So, he’s been passive. When the ball comes into the block, he’s looking to send it back out to his teammates.
That’s all about to change. Thomas is more comfortable, and he needs to be a bigger part of the Sooners’ offense as they prepare for a Friday night matchup with Missouri.
“We have to get the ball inside more,” Oklahoma coach Lon Kruger said. “We have to play inside-out a little bit more. When you’re not shooting for a very good percentage, you have to try something different.”
Despite making the championship at the Battle 4 Atlantis, Oklahoma (4-2) shot 37.6 percent from the field. The Sooners averaged just 63.3 points during the tournament and have just 70.6 points per game during the first six games.
Last year at this time, Oklahoma, which averaged 80 points per game last season, scored below 82 points just once – in a loss to top-ranked Michigan State.
Defense hasn’t been the problem. Oklahoma is allowing just 61 points per game and is the top defensive rebounding team in the nation, which is indirectly because of Thomas.
The offense is the issue, which can be fixed by a more direct Thomas.
“The coaches are telling me to be more assertive on offense,” said Thomas, who led Houston points last year and has averaged nearly 15 points per game for his career. “I feel like it’s going to start picking up as the season goes along.”
To Oklahoma’s credit, having a player like Thomas is a new trend. There’s a feeling out process, just like there is one for Thomas coming to a new school.
Fellow big man Ryan Spangler has refined his offensive game, but last year, Spangler was non-existent on the offensive end – unless it was grabbing and offensive rebound or scoring a put back.
Last year’s four-guard lineup was conducive to a lot of shots. Kruger wants his team to value the ball more on offense: Look for three or four passes, not always a quick shot.
“It’ll be a change,” Kruger said. “To this point, we haven’t thrown it inside much. It’s not like they’ve had to make that adjustment to this point.”
That adjustment is upon them, and just in time for Thomas, who finally feels comfortable around his new teammates on the court.
Thomas has a unique blend of talent for a big man.
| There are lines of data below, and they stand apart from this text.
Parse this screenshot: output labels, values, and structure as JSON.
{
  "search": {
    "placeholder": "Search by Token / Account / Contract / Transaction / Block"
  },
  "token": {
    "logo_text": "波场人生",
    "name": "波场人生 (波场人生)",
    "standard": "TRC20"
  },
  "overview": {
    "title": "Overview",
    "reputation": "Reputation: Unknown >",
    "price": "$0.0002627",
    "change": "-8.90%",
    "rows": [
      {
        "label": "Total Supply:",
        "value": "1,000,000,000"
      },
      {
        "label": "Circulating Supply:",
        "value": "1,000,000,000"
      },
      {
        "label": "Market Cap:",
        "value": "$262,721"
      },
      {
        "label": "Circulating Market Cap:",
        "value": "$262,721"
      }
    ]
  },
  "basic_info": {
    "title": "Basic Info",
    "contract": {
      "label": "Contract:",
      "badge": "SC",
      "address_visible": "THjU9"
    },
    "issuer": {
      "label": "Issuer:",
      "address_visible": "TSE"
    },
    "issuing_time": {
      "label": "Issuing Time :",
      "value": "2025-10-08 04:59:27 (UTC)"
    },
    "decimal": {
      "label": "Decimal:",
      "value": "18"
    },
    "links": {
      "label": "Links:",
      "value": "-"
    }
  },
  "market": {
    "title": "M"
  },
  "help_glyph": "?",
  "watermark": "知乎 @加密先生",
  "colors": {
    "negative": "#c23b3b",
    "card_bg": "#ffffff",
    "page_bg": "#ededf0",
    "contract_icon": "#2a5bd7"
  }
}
He was a guard until a growth spurt in high school and grew up having to dribble a basket everywhere, at the request of his father, who provides aggressive encouragement after every game.
He kept those guard-like handles once he moved to the post and has the ability to score face-up, with his back to the basket or even three steps off the block.
“That’s something that will really be a positive with TaShawn,” Kruger said. “He’s kind of a mismatch guy.”
Thomas didn’t know what to expect when he first came to Oklahoma. He didn’t think he’d be shunned, but the process has been more smoother than what he had imagined when it came to acclimating to the roster.
The roster acclimating to him could make things go much smoother on the offensive end of the court for the Sooners.
“We’re still searching for something that allows us a little more rhythm, a little more flow,” Kruger said. “We just haven’t shot the ball with the rhythm we did last year. We have to figure out something to be more comfortable.”